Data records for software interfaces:
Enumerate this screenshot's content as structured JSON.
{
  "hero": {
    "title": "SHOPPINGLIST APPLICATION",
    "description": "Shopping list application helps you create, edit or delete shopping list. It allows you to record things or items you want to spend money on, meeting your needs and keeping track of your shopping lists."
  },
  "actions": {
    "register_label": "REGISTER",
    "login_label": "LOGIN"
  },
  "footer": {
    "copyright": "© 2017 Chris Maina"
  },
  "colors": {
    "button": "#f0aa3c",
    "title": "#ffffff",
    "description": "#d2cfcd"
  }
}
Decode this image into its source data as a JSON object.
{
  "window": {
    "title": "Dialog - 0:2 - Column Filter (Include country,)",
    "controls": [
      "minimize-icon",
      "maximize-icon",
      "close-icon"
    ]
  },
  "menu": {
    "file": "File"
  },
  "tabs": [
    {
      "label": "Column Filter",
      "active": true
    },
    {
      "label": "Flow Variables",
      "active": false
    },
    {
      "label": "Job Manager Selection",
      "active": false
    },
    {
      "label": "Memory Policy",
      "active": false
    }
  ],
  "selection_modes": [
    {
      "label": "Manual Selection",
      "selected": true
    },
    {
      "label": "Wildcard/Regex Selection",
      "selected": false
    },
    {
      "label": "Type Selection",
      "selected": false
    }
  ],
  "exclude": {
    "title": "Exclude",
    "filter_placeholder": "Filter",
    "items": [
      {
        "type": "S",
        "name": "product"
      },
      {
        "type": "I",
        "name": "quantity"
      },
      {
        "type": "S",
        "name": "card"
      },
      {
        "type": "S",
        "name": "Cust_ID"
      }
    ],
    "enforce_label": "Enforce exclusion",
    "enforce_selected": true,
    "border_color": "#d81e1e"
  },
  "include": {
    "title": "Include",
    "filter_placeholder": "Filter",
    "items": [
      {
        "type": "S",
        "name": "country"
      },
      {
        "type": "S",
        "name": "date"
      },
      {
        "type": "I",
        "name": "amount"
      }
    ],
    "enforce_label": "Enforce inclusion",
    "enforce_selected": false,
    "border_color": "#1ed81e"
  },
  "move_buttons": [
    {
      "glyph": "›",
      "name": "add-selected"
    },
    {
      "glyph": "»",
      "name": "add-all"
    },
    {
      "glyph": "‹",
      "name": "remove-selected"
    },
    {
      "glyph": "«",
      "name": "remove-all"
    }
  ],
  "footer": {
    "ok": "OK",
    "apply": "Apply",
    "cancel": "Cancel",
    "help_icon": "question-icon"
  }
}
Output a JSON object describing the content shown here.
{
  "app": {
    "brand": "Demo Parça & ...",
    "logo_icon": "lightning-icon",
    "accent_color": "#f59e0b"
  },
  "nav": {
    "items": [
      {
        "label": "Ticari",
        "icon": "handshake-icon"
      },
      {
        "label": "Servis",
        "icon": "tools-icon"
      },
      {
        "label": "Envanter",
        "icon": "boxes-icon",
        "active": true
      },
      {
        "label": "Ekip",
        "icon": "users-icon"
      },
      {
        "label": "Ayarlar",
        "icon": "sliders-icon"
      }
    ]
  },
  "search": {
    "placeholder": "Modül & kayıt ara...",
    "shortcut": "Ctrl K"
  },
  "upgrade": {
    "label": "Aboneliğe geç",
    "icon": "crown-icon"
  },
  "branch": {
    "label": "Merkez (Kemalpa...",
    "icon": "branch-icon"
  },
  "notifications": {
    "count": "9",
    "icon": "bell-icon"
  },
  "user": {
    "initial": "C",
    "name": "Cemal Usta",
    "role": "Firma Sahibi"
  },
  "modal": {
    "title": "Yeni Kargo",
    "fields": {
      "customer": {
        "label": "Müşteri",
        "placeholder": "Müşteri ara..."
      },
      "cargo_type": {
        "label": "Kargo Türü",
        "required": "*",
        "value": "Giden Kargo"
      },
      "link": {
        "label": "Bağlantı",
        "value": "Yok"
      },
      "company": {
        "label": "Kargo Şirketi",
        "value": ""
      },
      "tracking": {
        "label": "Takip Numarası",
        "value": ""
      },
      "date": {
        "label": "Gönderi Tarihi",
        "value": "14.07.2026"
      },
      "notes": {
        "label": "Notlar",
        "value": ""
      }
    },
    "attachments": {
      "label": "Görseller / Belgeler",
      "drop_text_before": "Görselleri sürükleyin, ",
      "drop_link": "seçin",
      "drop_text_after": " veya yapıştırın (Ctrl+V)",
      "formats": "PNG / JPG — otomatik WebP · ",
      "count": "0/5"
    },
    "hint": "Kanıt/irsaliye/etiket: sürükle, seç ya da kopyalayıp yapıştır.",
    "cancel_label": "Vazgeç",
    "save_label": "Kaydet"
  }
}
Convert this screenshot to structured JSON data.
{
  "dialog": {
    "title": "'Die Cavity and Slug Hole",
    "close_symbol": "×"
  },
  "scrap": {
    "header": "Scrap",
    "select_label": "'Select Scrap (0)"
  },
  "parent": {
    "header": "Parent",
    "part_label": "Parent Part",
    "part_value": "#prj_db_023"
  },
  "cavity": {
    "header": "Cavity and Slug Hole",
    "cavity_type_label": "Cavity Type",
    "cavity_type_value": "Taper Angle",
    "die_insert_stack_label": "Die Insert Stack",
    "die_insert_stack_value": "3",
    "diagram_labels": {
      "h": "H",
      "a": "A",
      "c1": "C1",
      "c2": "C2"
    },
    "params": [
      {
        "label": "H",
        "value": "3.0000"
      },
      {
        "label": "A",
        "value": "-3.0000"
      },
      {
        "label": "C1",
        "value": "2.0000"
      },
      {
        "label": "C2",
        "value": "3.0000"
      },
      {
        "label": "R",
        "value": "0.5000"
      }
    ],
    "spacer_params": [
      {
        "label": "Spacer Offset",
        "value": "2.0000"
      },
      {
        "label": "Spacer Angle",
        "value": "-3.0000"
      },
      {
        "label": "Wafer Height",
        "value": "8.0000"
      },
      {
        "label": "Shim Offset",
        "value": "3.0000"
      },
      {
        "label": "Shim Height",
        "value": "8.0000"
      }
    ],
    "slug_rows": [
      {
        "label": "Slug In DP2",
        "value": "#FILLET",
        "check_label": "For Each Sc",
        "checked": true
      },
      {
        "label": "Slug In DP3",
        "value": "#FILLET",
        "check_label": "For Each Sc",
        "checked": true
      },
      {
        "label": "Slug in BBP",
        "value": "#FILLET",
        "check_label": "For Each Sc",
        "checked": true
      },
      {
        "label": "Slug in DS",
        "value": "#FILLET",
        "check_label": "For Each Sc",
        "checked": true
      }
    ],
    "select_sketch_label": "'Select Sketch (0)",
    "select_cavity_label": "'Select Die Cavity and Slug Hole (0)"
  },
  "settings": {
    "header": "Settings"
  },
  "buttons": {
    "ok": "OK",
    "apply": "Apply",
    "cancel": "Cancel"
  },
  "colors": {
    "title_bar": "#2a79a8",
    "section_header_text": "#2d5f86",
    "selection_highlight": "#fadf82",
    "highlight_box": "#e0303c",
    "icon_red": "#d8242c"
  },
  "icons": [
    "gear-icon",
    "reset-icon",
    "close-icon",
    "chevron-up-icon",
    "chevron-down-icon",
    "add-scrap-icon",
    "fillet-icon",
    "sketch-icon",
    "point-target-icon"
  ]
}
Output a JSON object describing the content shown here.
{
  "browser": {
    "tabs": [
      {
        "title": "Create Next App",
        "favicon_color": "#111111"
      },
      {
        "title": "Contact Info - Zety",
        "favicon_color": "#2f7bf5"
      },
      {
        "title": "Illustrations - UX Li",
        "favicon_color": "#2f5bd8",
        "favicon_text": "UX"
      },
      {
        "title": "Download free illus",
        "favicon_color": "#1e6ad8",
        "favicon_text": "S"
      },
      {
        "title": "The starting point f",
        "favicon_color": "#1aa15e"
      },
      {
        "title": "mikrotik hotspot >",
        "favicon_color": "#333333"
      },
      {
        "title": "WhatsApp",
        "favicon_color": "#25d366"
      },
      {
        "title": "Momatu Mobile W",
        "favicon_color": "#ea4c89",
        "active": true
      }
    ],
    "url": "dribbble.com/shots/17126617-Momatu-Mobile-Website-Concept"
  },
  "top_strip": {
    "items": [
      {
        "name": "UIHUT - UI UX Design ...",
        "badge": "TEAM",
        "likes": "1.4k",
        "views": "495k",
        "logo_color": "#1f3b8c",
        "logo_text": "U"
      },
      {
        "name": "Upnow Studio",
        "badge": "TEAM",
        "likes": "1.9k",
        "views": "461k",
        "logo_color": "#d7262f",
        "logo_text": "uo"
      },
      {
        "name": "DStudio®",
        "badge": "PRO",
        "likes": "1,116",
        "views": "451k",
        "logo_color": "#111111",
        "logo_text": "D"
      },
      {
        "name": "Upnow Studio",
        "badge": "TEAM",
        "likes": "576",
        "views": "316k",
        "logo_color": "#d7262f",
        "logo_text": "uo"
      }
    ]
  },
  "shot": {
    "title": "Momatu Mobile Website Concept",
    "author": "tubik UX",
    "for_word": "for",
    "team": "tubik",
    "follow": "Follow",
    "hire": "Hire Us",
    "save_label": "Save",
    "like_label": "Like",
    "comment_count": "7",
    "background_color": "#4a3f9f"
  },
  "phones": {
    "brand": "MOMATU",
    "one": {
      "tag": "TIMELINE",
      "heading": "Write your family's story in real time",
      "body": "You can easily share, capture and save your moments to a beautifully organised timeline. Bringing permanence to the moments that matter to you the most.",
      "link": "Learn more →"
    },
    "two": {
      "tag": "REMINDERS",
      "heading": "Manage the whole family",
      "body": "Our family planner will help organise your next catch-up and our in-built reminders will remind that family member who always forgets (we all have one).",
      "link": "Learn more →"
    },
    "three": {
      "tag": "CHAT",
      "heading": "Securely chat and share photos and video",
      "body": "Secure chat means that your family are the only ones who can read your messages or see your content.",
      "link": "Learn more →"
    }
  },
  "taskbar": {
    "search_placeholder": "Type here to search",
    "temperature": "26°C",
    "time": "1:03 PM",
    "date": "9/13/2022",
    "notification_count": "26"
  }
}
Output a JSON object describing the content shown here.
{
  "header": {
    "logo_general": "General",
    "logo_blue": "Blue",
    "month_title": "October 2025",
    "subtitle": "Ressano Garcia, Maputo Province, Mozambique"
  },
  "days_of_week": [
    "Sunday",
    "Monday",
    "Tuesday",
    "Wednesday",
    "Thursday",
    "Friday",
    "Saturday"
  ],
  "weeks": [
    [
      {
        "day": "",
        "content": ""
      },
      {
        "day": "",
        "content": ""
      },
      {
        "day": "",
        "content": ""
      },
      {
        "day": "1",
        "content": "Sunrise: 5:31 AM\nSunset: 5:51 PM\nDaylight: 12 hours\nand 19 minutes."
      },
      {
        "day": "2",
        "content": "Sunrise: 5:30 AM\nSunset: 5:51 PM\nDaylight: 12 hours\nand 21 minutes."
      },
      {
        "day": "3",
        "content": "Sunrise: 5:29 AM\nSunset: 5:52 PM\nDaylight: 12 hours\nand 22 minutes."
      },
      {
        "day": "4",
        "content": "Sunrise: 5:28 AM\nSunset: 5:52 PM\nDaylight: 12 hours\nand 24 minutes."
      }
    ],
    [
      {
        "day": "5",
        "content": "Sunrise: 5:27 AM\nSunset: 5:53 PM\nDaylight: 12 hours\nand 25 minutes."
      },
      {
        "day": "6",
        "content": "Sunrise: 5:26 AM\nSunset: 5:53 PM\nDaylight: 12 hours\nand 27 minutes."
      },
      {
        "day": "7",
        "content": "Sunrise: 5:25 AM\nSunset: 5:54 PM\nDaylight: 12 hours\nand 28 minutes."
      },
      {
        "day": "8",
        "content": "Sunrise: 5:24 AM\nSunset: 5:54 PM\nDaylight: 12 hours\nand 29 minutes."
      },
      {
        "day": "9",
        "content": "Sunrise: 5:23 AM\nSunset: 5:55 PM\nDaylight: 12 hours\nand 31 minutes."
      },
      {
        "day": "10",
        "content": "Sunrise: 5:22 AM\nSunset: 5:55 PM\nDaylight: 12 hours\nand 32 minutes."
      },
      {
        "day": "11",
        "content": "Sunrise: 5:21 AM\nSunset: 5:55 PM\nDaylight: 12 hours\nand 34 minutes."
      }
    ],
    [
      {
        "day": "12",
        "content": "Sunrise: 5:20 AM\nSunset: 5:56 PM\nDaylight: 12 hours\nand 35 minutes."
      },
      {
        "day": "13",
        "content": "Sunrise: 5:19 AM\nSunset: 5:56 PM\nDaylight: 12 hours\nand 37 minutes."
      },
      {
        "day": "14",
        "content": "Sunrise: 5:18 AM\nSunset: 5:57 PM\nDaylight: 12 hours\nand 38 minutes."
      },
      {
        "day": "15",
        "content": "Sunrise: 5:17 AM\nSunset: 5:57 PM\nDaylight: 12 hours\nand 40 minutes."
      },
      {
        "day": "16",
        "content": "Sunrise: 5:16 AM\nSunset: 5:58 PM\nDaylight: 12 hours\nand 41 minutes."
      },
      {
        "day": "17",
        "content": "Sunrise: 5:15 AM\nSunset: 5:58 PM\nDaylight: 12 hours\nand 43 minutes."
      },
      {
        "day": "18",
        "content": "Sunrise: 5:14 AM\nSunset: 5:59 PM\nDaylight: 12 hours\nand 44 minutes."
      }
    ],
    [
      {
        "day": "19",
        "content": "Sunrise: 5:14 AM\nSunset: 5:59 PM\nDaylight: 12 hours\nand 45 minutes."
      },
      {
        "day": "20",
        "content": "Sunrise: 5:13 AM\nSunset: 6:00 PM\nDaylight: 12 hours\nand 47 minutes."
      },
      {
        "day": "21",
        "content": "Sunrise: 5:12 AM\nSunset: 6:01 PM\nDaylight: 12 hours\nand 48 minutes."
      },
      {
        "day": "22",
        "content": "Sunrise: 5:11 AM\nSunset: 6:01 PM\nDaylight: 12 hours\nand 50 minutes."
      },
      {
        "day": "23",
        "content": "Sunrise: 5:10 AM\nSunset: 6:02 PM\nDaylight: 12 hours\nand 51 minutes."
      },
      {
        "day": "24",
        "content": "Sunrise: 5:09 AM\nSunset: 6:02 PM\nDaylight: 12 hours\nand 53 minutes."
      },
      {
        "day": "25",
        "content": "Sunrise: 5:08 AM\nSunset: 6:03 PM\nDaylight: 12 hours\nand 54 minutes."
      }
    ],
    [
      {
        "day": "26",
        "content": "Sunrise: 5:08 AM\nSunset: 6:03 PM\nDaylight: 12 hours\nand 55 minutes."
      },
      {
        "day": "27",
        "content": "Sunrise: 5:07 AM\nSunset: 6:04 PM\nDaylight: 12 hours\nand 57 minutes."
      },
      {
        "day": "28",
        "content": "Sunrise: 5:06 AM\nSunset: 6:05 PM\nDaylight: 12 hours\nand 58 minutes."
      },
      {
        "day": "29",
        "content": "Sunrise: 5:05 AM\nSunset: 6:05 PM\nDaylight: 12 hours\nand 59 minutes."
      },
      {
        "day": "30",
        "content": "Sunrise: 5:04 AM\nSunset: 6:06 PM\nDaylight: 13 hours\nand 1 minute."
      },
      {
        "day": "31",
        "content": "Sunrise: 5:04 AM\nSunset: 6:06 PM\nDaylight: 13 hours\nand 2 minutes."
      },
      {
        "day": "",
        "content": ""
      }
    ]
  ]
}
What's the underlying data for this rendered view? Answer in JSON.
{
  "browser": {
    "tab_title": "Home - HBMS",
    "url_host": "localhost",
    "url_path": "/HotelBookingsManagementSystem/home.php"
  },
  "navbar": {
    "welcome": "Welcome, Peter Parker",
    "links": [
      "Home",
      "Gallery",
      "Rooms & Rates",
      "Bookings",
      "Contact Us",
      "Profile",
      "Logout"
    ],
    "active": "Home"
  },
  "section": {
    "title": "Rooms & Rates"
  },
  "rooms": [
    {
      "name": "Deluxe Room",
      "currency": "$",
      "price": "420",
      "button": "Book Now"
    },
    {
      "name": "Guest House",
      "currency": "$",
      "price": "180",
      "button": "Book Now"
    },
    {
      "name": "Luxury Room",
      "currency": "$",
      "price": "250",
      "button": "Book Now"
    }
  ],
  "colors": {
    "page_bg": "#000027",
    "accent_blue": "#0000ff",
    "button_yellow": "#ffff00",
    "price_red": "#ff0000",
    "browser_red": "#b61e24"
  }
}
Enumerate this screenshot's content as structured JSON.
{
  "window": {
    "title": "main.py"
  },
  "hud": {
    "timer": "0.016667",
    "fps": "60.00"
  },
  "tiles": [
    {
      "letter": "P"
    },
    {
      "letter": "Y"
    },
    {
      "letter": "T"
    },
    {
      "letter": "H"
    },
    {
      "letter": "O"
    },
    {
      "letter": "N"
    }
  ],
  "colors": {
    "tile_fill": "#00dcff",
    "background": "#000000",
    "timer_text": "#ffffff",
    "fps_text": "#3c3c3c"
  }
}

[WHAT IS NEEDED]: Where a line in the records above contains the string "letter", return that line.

[SOLUTION]:
      "letter": "P"
      "letter": "Y"
      "letter": "T"
      "letter": "H"
      "letter": "O"
      "letter": "N"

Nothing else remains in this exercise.